Records for this exercise below:

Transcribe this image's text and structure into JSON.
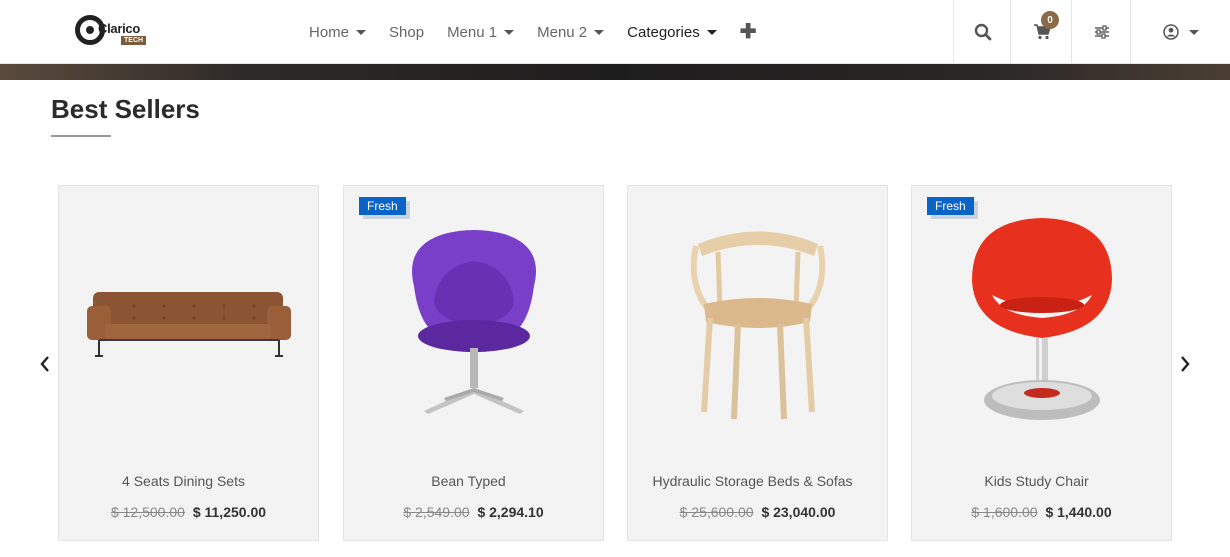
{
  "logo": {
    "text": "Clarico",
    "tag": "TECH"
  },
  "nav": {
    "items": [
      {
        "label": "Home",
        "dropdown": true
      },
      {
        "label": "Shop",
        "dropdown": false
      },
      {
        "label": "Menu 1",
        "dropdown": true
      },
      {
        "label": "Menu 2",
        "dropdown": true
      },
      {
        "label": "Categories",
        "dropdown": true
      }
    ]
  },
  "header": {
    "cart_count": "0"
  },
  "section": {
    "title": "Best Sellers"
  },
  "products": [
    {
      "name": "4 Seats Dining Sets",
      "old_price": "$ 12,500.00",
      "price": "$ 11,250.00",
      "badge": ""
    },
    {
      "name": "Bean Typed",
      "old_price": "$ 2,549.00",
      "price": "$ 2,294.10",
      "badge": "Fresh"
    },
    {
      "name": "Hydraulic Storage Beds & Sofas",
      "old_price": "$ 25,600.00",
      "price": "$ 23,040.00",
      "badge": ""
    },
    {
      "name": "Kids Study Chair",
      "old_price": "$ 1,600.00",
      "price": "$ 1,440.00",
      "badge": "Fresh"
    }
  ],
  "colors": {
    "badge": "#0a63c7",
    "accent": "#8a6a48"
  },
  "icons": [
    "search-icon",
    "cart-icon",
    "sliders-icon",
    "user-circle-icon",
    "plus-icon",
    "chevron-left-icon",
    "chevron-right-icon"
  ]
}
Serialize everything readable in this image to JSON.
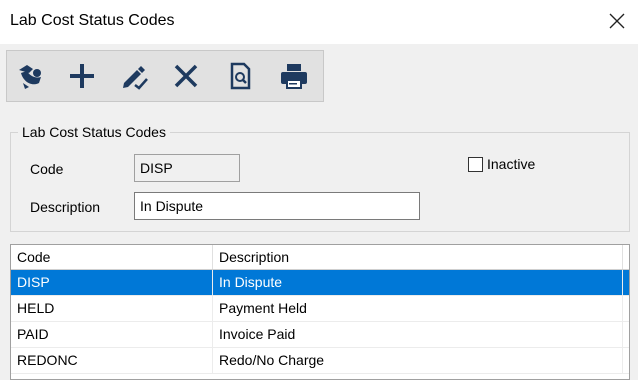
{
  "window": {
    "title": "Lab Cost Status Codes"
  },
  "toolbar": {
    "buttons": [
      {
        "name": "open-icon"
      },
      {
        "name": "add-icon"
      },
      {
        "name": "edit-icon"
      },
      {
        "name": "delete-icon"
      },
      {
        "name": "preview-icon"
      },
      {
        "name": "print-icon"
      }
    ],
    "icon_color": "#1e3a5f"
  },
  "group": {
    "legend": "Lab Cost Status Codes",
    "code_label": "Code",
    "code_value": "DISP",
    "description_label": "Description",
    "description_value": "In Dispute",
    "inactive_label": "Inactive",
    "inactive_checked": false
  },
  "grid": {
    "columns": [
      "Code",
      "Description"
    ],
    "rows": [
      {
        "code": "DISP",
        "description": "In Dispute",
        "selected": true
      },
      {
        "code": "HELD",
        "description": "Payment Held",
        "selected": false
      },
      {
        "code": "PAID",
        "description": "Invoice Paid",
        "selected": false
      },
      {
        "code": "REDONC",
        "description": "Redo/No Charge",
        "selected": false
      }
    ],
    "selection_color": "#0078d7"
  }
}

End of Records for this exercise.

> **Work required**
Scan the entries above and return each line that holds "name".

> **Output**
      "name": "4 Seats Dining Sets",
      "name": "Bean Typed",
      "name": "Hydraulic Storage Beds & Sofas",
      "name": "Kids Study Chair",
        "name": "open-icon"
        "name": "add-icon"
        "name": "edit-icon"
        "name": "delete-icon"
        "name": "preview-icon"
        "name": "print-icon"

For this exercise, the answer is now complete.